cleanseth: [Q. Is it true that the last clause of this verse teaches us that the blood of Jesus cleanseth the sins of believers as a present process (that is, is actually cleansing)?]
A. It is always a serious thing when an effort is made, on grammatical grounds, to overthrow a plainly revealed truth of the gospel. Now, there is not a single fact more certain than that in Christ we have redemption through Christ's blood, the forgiveness of sins or offenses. (Eph. 1; Col. 1.)...
How, then, did the apostle use the present? Was there laxity in his expression, when he said, "The blood of Jesus his Son cleanseth us from every sin?" On the contrary, the tense is just as exact in 1 John 1:7, as his use of distinctive participles in Revelation 1:5. A little learning is proverbially dangerous; and in the exegesis of scripture voluminous commentators are apt to go astray, no less than their followers. But to give an opinion on such a question hardly becomes people ignorant of the fact, that the present in Greek, as in most languages, is in no way limited to an incomplete action yet in course of performance; for it no less correctly expresses an absolute present, as in general propositions, doctrinal statements, apothegms, and descriptions of manners, customs, or matters of frequent occurrence. Just so, in English, we say, "Food nourishes the human body; poison kills." The idea intended is not the continuance of the act, but the quality of each material, or their opposite effects on man. Almost every chapter in the epistles furnishes instances. Take a plain and kindred statement from 1 John 2: "He is the propitiation for our sins." Does the present here mean that He is actually now atoning for our sins? Clearly not; such an interpretation of the present would incontrovertibly overthrow the atonement. It is here evidently used in its absolute sense, without reference to any definite moment, for expressing the great and blessed truth of His propitiation. Just so in our text the notion of continuous cleansing would distinctly contradict the grand doctrine of the Epistle to the Hebrews, and of the gospel in general. It is therefore the gravest error.
Further, it is inexcusable ignorance to assume that the present tense must be so taken; for the present may convey an absolute or abstract statement, and not continuance only. Let the reader take the Epistle of James, or the Book of Proverbs, and observe how often the absolute present occurs in every chapter. The same thing will be found in Paul's epistles, and especially in John.
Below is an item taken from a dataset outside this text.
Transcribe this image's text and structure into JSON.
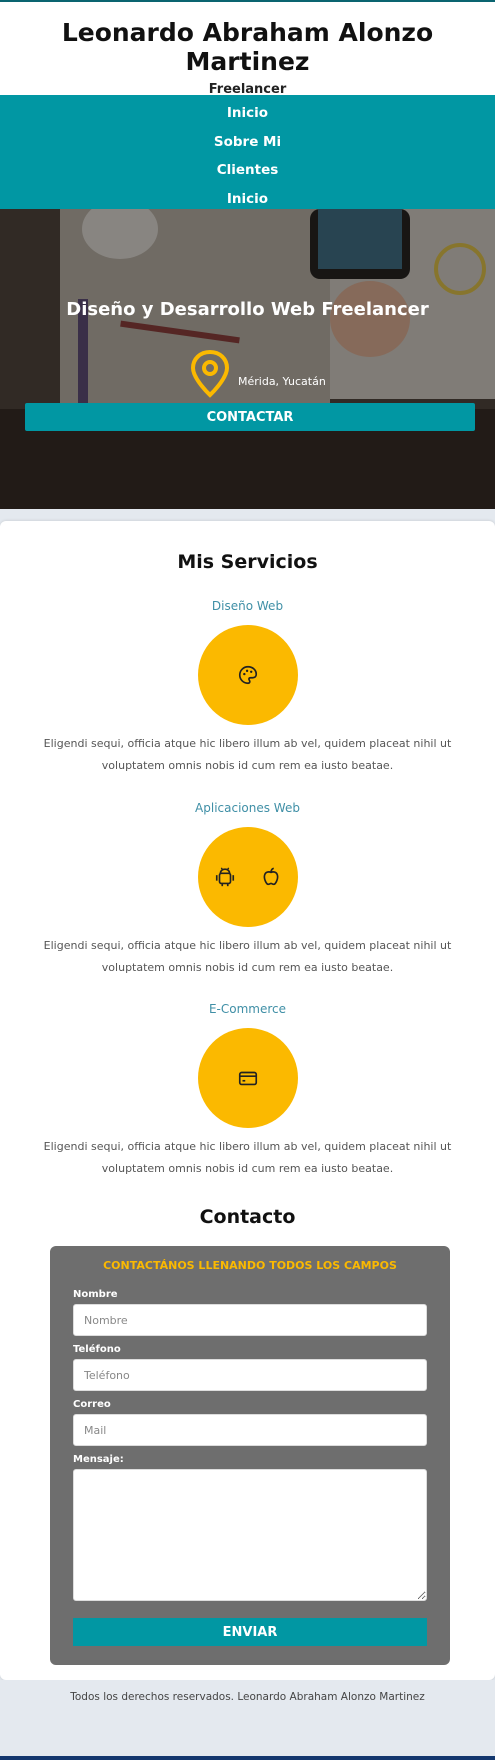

The sense and the context must decide which is meant in each case; and the selfsame principle applies to every book which lays down general maxims as truly as to the Bible. (Bible Treasury 12:239)
all [or, every]: "Adelphos" reasons from the Authorized Version, which may be correct enough for ordinary use. But it is as bad scholarship as it is bad doctrine to apply it to ridding the believer from indwelling sin, or giving him practical power against it. The true force is, "the blood of Jesus Christ his Son cleanseth us from every sin" (ἀπὸ πάσης ἀμαρτίας). (So I believe it is rendered in the recent and exact version of Mr. T. Sheldon Green, who will scarcely be charged with "Exclusive" proclivities. The only wonder is that any scholar should have taken the passage otherwise.) No unbiassed scholar who weighs the passage will deny this; as no person open to the bearing of truth will deny that the truth here laid down connects itself with Romans 5 and the passover, rather than with Romans 6 and the Red Sea. (Bible Treasury 8:176)